1870 was the first year that silver quarters were exclusively minted for Canada. This wasn’t long after the British colonies of Upper and Lower Canada united in the “Dominion of Canada” on the 1st of July 1867.
A “British Dominion” is a region within the British Commonwealth that has fully, or in part self-governing authority over the territory that’s within her assigned boundaries.
The first Canadian quarters were designed just like some of the common circulating silver quarters at the time : On the obverse the effigy was depicted of the ruling monarch, and on the reverse the denomination was shown together with two Maple boughs.
In this way the two Maple boughs on the reverse side almost looked the same like the wreath design that was used on Quarters from other countries. With the difference being that was chosen for Maple leaves instead symbolizing the usage as a nation symbol which went back as early as the 18th century.
From 1870 until 1910 the weight was set as 5,81 gram – 0.1868 ozt. Between 1910 and 1968 the weight would increase to 5,83 gram – 0.1874 ozt, all though being produced with different silver compositions.
1968 was the last year that silver Canadian silver quarters intended for circulation were minted. After that they would be produced in 99,9% nickel until 1999. From 2000 until the present day the Canadian quarters are produced in a mixed alloy of steel (94%), copper (3,8%) and nickel (2,2%).

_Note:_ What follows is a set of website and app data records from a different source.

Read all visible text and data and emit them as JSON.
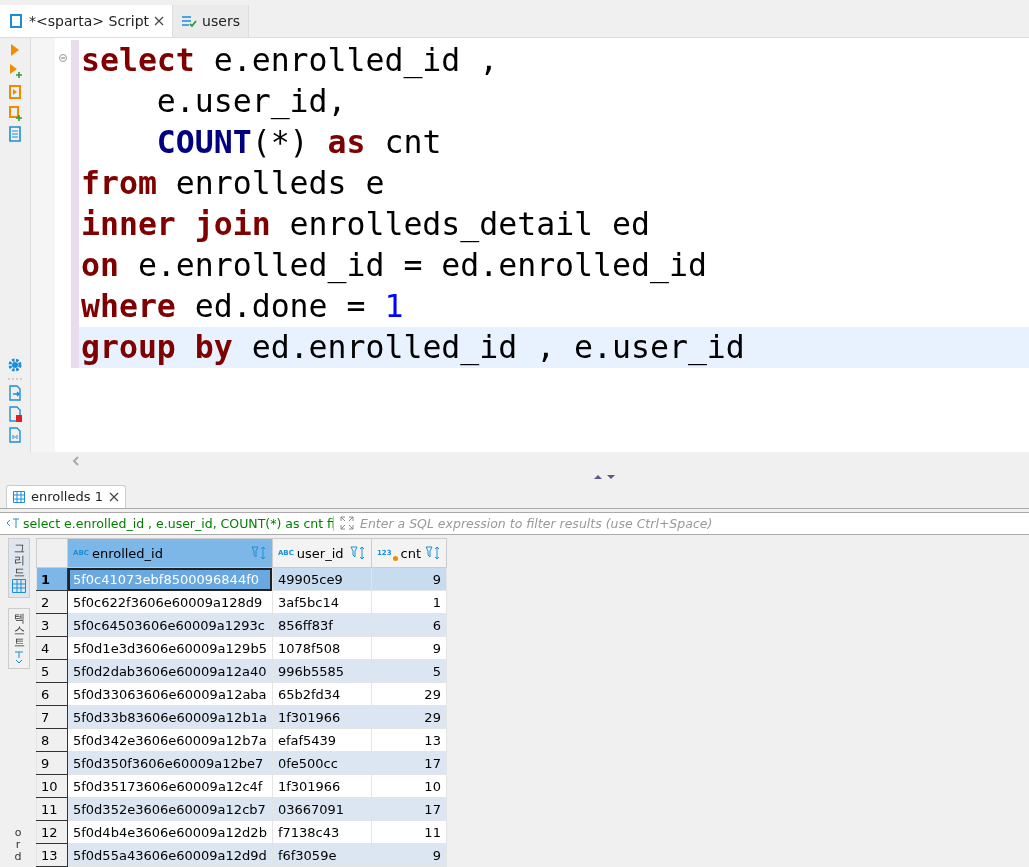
{
  "editor_tabs": [
    {
      "label": "*<sparta> Script",
      "selected": true,
      "kind": "script"
    },
    {
      "label": "users",
      "selected": false,
      "kind": "table"
    }
  ],
  "editor": {
    "lines": [
      {
        "current": false,
        "tokens": [
          {
            "kind": "keyword",
            "text": "select"
          },
          {
            "kind": "plain",
            "text": " e.enrolled_id ,"
          }
        ]
      },
      {
        "current": false,
        "tokens": [
          {
            "kind": "plain",
            "text": "    e.user_id,"
          }
        ]
      },
      {
        "current": false,
        "tokens": [
          {
            "kind": "function",
            "text": "    COUNT"
          },
          {
            "kind": "plain",
            "text": "(*) "
          },
          {
            "kind": "keyword",
            "text": "as"
          },
          {
            "kind": "plain",
            "text": " cnt"
          }
        ]
      },
      {
        "current": false,
        "tokens": [
          {
            "kind": "keyword",
            "text": "from"
          },
          {
            "kind": "plain",
            "text": " enrolleds e"
          }
        ]
      },
      {
        "current": false,
        "tokens": [
          {
            "kind": "keyword",
            "text": "inner"
          },
          {
            "kind": "keyword",
            "text": " join"
          },
          {
            "kind": "plain",
            "text": " enrolleds_detail ed"
          }
        ]
      },
      {
        "current": false,
        "tokens": [
          {
            "kind": "keyword",
            "text": "on"
          },
          {
            "kind": "plain",
            "text": " e.enrolled_id = ed.enrolled_id"
          }
        ]
      },
      {
        "current": false,
        "tokens": [
          {
            "kind": "keyword",
            "text": "where"
          },
          {
            "kind": "plain",
            "text": " ed.done = "
          },
          {
            "kind": "number",
            "text": "1"
          }
        ]
      },
      {
        "current": true,
        "tokens": [
          {
            "kind": "keyword",
            "text": "group"
          },
          {
            "kind": "keyword",
            "text": " by"
          },
          {
            "kind": "plain",
            "text": " ed.enrolled_id , e.user_id"
          }
        ]
      }
    ]
  },
  "results_tabs": [
    {
      "label": "enrolleds 1",
      "selected": true
    }
  ],
  "filter": {
    "query": "select e.enrolled_id , e.user_id, COUNT(*) as cnt fi",
    "placeholder": "Enter a SQL expression to filter results (use Ctrl+Space)"
  },
  "side_tabs": [
    {
      "label": "그리드",
      "selected": true,
      "kind": "grid"
    },
    {
      "label": "텍스트",
      "selected": false,
      "kind": "text"
    },
    {
      "label": "ord",
      "selected": false,
      "kind": "plain"
    }
  ],
  "table": {
    "columns": [
      {
        "label": "enrolled_id",
        "type_label": "ABC",
        "kind": "text",
        "selected": true
      },
      {
        "label": "user_id",
        "type_label": "ABC",
        "kind": "text",
        "selected": false
      },
      {
        "label": "cnt",
        "type_label": "123",
        "kind": "number",
        "selected": false
      }
    ],
    "rows": [
      {
        "number": "1",
        "selected": true,
        "cells": [
          "5f0c41073ebf8500096844f0",
          "49905ce9",
          "9"
        ]
      },
      {
        "number": "2",
        "selected": false,
        "cells": [
          "5f0c622f3606e60009a128d9",
          "3af5bc14",
          "1"
        ]
      },
      {
        "number": "3",
        "selected": false,
        "cells": [
          "5f0c64503606e60009a1293c",
          "856ff83f",
          "6"
        ]
      },
      {
        "number": "4",
        "selected": false,
        "cells": [
          "5f0d1e3d3606e60009a129b5",
          "1078f508",
          "9"
        ]
      },
      {
        "number": "5",
        "selected": false,
        "cells": [
          "5f0d2dab3606e60009a12a40",
          "996b5585",
          "5"
        ]
      },
      {
        "number": "6",
        "selected": false,
        "cells": [
          "5f0d33063606e60009a12aba",
          "65b2fd34",
          "29"
        ]
      },
      {
        "number": "7",
        "selected": false,
        "cells": [
          "5f0d33b83606e60009a12b1a",
          "1f301966",
          "29"
        ]
      },
      {
        "number": "8",
        "selected": false,
        "cells": [
          "5f0d342e3606e60009a12b7a",
          "efaf5439",
          "13"
        ]
      },
      {
        "number": "9",
        "selected": false,
        "cells": [
          "5f0d350f3606e60009a12be7",
          "0fe500cc",
          "17"
        ]
      },
      {
        "number": "10",
        "selected": false,
        "cells": [
          "5f0d35173606e60009a12c4f",
          "1f301966",
          "10"
        ]
      },
      {
        "number": "11",
        "selected": false,
        "cells": [
          "5f0d352e3606e60009a12cb7",
          "03667091",
          "17"
        ]
      },
      {
        "number": "12",
        "selected": false,
        "cells": [
          "5f0d4b4e3606e60009a12d2b",
          "f7138c43",
          "11"
        ]
      },
      {
        "number": "13",
        "selected": false,
        "cells": [
          "5f0d55a43606e60009a12d9d",
          "f6f3059e",
          "9"
        ]
      }
    ]
  }
}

The composition of the Canadian silver quarters minted between 1870 and 1919 is made up of 92,5% silver and 7,5% copper. From 1920 until 1967 the silver content was lowered to 80% with the other 20% making up copper.
In the last season of 1967 / 1968 that Canadian silver quarters were minted the silver percentage would be lowered to 50% and the other half being copper.